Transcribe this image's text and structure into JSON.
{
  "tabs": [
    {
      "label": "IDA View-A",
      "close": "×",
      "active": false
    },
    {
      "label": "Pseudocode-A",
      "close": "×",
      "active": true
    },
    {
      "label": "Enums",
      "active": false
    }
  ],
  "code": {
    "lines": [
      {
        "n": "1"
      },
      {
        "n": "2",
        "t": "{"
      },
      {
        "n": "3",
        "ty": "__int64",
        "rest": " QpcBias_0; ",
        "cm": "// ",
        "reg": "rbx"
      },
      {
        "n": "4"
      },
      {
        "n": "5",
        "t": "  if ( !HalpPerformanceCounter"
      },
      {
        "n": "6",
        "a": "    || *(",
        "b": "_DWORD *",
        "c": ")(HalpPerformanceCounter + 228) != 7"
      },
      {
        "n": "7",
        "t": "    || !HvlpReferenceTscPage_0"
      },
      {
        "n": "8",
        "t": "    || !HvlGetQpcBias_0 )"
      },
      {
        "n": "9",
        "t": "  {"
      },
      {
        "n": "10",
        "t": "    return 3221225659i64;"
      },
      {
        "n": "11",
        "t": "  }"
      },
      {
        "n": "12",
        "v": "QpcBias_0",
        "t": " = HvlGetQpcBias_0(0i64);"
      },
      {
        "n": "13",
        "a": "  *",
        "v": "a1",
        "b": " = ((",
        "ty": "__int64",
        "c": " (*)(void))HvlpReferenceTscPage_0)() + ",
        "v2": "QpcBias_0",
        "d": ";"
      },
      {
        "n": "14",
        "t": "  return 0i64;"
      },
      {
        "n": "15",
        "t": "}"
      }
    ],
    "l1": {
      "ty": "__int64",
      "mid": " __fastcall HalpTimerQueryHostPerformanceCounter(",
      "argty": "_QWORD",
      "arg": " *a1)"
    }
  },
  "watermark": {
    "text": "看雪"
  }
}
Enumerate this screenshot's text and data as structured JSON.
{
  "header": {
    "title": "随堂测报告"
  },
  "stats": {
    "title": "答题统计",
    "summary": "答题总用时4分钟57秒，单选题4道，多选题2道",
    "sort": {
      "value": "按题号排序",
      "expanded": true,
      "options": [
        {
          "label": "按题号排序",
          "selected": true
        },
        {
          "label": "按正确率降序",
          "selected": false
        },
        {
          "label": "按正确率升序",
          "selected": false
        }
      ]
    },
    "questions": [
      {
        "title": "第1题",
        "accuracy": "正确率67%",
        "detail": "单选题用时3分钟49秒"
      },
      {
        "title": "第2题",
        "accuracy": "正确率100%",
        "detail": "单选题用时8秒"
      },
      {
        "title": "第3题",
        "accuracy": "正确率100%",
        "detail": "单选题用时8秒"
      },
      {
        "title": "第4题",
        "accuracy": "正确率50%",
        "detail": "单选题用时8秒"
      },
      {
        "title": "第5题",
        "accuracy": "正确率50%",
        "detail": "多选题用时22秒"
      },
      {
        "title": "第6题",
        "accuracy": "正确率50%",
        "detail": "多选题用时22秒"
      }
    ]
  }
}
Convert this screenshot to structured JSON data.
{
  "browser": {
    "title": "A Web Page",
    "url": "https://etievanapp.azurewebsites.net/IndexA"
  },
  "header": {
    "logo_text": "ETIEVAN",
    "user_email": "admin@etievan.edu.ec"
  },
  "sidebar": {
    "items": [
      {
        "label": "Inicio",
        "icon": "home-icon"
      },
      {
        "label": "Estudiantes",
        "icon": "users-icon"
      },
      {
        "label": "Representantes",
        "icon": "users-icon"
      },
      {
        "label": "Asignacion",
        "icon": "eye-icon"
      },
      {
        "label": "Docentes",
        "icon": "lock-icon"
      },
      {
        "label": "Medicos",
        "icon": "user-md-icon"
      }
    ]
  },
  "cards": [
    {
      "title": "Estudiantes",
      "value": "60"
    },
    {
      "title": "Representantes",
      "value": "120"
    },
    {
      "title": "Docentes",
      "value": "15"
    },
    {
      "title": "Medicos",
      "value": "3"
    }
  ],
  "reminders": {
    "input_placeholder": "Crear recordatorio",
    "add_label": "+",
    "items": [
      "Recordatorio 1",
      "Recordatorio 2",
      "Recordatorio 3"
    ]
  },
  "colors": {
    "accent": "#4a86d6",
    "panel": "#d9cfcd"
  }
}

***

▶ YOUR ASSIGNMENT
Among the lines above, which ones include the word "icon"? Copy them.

▶ REPLY TO THE EXERCISE
        "icon": "home-icon"
        "icon": "users-icon"
        "icon": "users-icon"
        "icon": "eye-icon"
        "icon": "lock-icon"
        "icon": "user-md-icon"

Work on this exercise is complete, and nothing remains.